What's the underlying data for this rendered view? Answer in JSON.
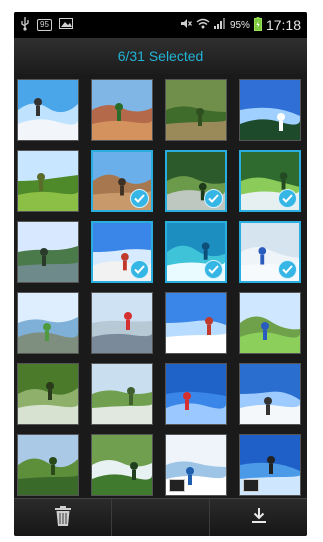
{
  "status_bar": {
    "badge": "95",
    "battery": "95%",
    "time": "17:18",
    "icons": [
      "usb-icon",
      "badge-icon",
      "image-icon",
      "mute-icon",
      "wifi-icon",
      "signal-icon",
      "battery-icon"
    ]
  },
  "header": {
    "title": "6/31 Selected"
  },
  "accent_color": "#2aaee0",
  "gallery": {
    "rows": 6,
    "columns": 4,
    "thumbnails": [
      {
        "scene": "snow-ski-jump",
        "selected": false,
        "video": false
      },
      {
        "scene": "canyon-cyclist",
        "selected": false,
        "video": false
      },
      {
        "scene": "forest-path-hikers",
        "selected": false,
        "video": false
      },
      {
        "scene": "sun-through-trees",
        "selected": false,
        "video": false
      },
      {
        "scene": "green-trail",
        "selected": false,
        "video": false
      },
      {
        "scene": "rock-climbers",
        "selected": true,
        "video": false
      },
      {
        "scene": "forest-stream",
        "selected": true,
        "video": false
      },
      {
        "scene": "waterfall-ravine",
        "selected": true,
        "video": false
      },
      {
        "scene": "river-picnic",
        "selected": false,
        "video": false
      },
      {
        "scene": "frisbee-jump",
        "selected": true,
        "video": false
      },
      {
        "scene": "surfer-wave",
        "selected": true,
        "video": false
      },
      {
        "scene": "snow-campers",
        "selected": true,
        "video": false
      },
      {
        "scene": "park-road",
        "selected": false,
        "video": false
      },
      {
        "scene": "red-bridge",
        "selected": false,
        "video": false
      },
      {
        "scene": "snowboarder",
        "selected": false,
        "video": false
      },
      {
        "scene": "blue-tent",
        "selected": false,
        "video": false
      },
      {
        "scene": "mountain-hikers",
        "selected": false,
        "video": false
      },
      {
        "scene": "stadium-valley",
        "selected": false,
        "video": false
      },
      {
        "scene": "skydivers",
        "selected": false,
        "video": false
      },
      {
        "scene": "snowy-mountain-ski",
        "selected": false,
        "video": false
      },
      {
        "scene": "palm-forest",
        "selected": false,
        "video": false
      },
      {
        "scene": "waterfall-garden",
        "selected": false,
        "video": false
      },
      {
        "scene": "snowboard-trick",
        "selected": false,
        "video": true
      },
      {
        "scene": "sky-jump",
        "selected": false,
        "video": true
      }
    ]
  },
  "bottom_bar": {
    "buttons": [
      {
        "icon": "trash-icon",
        "action": "delete"
      },
      {
        "icon": "",
        "action": "empty"
      },
      {
        "icon": "download-icon",
        "action": "download"
      }
    ]
  }
}
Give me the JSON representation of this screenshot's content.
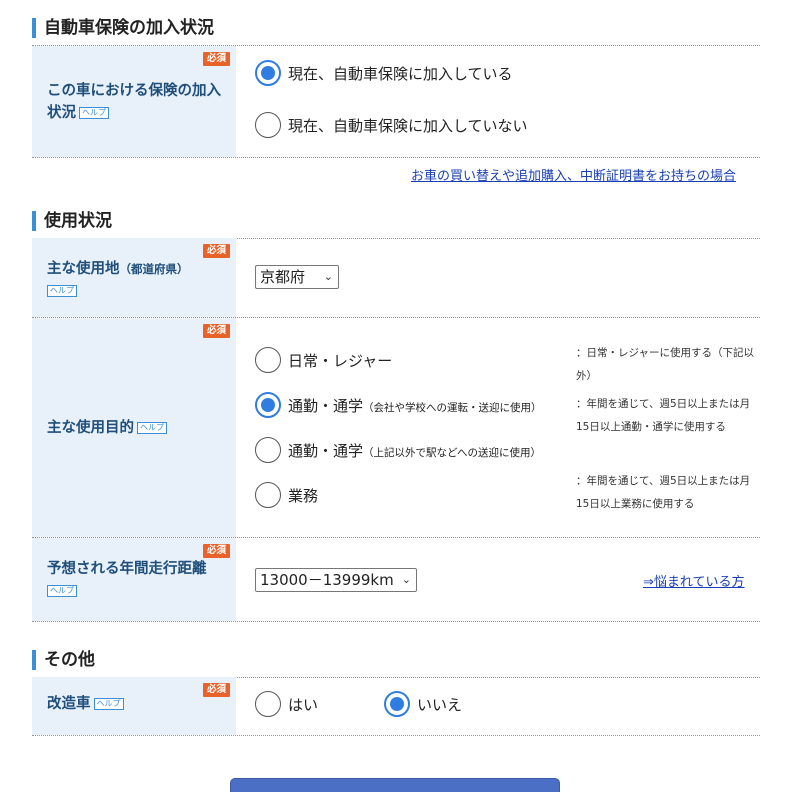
{
  "sections": {
    "insurance_status": "自動車保険の加入状況",
    "usage": "使用状況",
    "other": "その他"
  },
  "badges": {
    "required": "必須",
    "help": "ヘルプ"
  },
  "insurance_row": {
    "label": "この車における保険の加入状況",
    "options": [
      {
        "label": "現在、自動車保険に加入している",
        "checked": true
      },
      {
        "label": "現在、自動車保険に加入していない",
        "checked": false
      }
    ],
    "link": "お車の買い替えや追加購入、中断証明書をお持ちの場合"
  },
  "location_row": {
    "label": "主な使用地",
    "sublabel": "（都道府県）",
    "selected": "京都府"
  },
  "purpose_row": {
    "label": "主な使用目的",
    "options": [
      {
        "label": "日常・レジャー",
        "note": "",
        "checked": false
      },
      {
        "label": "通勤・通学",
        "note": "（会社や学校への運転・送迎に使用）",
        "checked": true
      },
      {
        "label": "通勤・通学",
        "note": "（上記以外で駅などへの送迎に使用）",
        "checked": false
      },
      {
        "label": "業務",
        "note": "",
        "checked": false
      }
    ],
    "descriptions": [
      "：日常・レジャーに使用する（下記以外）",
      "：年間を通じて、週5日以上または月15日以上通勤・通学に使用する",
      "：年間を通じて、週5日以上または月15日以上業務に使用する"
    ]
  },
  "distance_row": {
    "label": "予想される年間走行距離",
    "selected": "13000－13999km",
    "link": "⇒悩まれている方"
  },
  "modified_row": {
    "label": "改造車",
    "options": [
      {
        "label": "はい",
        "checked": false
      },
      {
        "label": "いいえ",
        "checked": true
      }
    ]
  },
  "colors": {
    "accent": "#3b8fd6",
    "label_bg": "#e8f1fa",
    "required": "#e8622a",
    "radio_checked": "#2f7de1",
    "link": "#1a3fb4",
    "button": "#4b6fc4"
  },
  "icons": {
    "select_arrow": "chevron-down-icon"
  }
}
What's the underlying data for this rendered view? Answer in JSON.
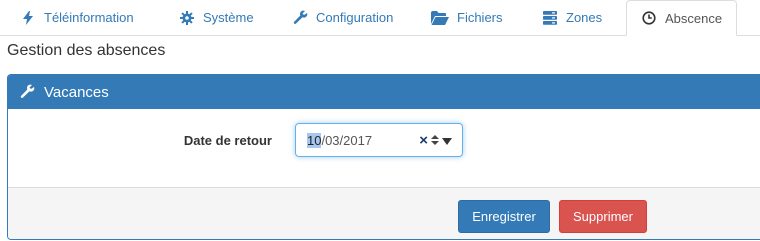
{
  "tabs": [
    {
      "label": "Téléinformation",
      "icon": "lightning-icon"
    },
    {
      "label": "Système",
      "icon": "gear-icon"
    },
    {
      "label": "Configuration",
      "icon": "wrench-icon"
    },
    {
      "label": "Fichiers",
      "icon": "folder-open-icon"
    },
    {
      "label": "Zones",
      "icon": "server-icon"
    },
    {
      "label": "Abscence",
      "icon": "clock-icon",
      "active": true
    }
  ],
  "page": {
    "title": "Gestion des absences"
  },
  "panel": {
    "title": "Vacances",
    "icon": "wrench-icon",
    "date_label": "Date de retour",
    "date_day": "10",
    "date_rest": "/03/2017",
    "save_label": "Enregistrer",
    "delete_label": "Supprimer"
  },
  "colors": {
    "primary": "#337ab7",
    "danger": "#d9534f",
    "footer_bg": "#f5f5f5"
  }
}
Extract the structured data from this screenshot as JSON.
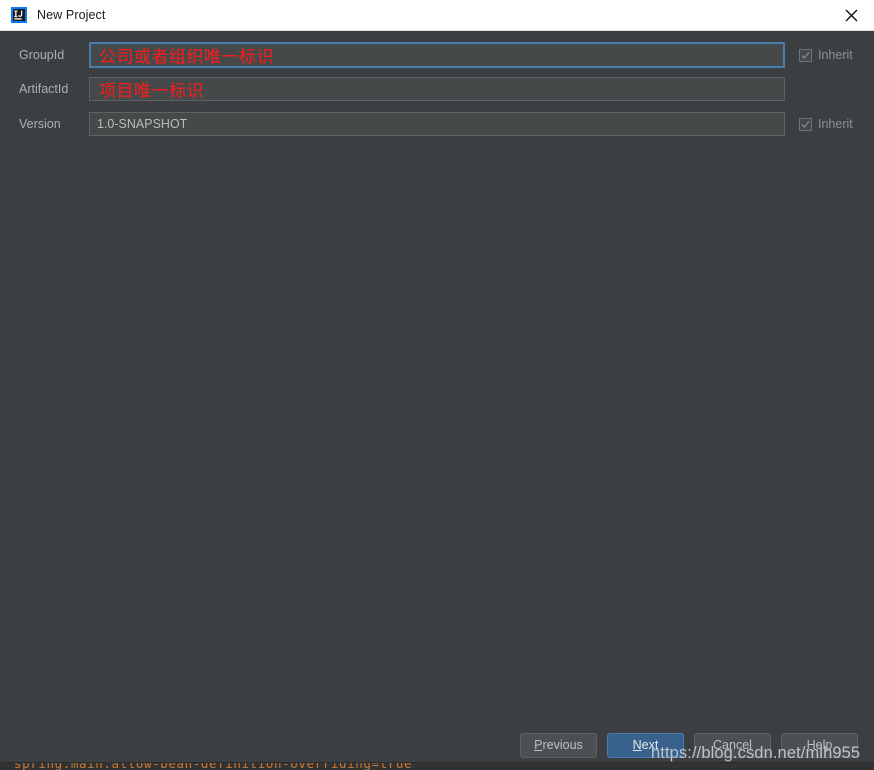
{
  "window": {
    "title": "New Project",
    "app_icon": "intellij-idea-icon",
    "close_icon": "close-icon",
    "colors": {
      "titlebar_bg": "#ffffff",
      "dialog_bg": "#3c3f41",
      "field_bg": "#45494a",
      "focus_border": "#4a7dab",
      "default_button": "#38618c",
      "annotation_red": "#ff1a1a",
      "console_orange": "#cc7832"
    }
  },
  "form": {
    "fields": [
      {
        "label": "GroupId",
        "value": "",
        "placeholder": "",
        "annotation": "公司或者组织唯一标识",
        "focused": true,
        "inherit": {
          "label": "Inherit",
          "checked": true,
          "enabled": false
        }
      },
      {
        "label": "ArtifactId",
        "value": "",
        "placeholder": "",
        "annotation": "项目唯一标识",
        "focused": false,
        "inherit": null
      },
      {
        "label": "Version",
        "value": "1.0-SNAPSHOT",
        "placeholder": "",
        "annotation": "",
        "focused": false,
        "inherit": {
          "label": "Inherit",
          "checked": true,
          "enabled": false
        }
      }
    ]
  },
  "buttons": {
    "previous": {
      "label": "Previous",
      "mnemonic": "P",
      "default": false
    },
    "next": {
      "label": "Next",
      "mnemonic": "N",
      "default": true
    },
    "cancel": {
      "label": "Cancel",
      "mnemonic": "C",
      "default": false
    },
    "help": {
      "label": "Help",
      "mnemonic": "H",
      "default": false
    }
  },
  "overlay": {
    "watermark": "https://blog.csdn.net/mlh955"
  },
  "background": {
    "console_text": "spring.main.allow-bean-definition-overriding=true"
  }
}
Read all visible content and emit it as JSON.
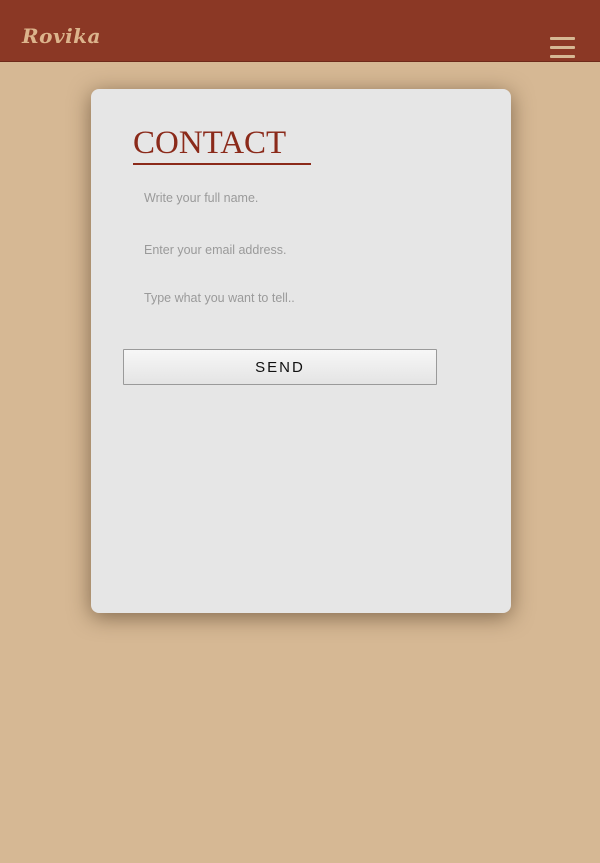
{
  "header": {
    "brand": "Rovika",
    "menu_icon": "hamburger-menu-icon"
  },
  "contact": {
    "title": "CONTACT",
    "name_placeholder": "Write your full name.",
    "email_placeholder": "Enter your email address.",
    "message_placeholder": "Type what you want to tell..",
    "send_label": "SEND"
  },
  "colors": {
    "header_bg": "#8b3825",
    "page_bg": "#d6b894",
    "card_bg": "#e6e6e6",
    "accent": "#8b2a1a"
  }
}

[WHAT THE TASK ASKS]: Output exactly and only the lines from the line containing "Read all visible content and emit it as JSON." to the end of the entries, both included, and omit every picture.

[SOLUTION TO THE EXERCISE]:
Read all visible content and emit it as JSON.
{
  "header": {
    "brand": "Rovika",
    "menu_icon": "hamburger-menu-icon"
  },
  "contact": {
    "title": "CONTACT",
    "name_placeholder": "Write your full name.",
    "email_placeholder": "Enter your email address.",
    "message_placeholder": "Type what you want to tell..",
    "send_label": "SEND"
  },
  "colors": {
    "header_bg": "#8b3825",
    "page_bg": "#d6b894",
    "card_bg": "#e6e6e6",
    "accent": "#8b2a1a"
  }
}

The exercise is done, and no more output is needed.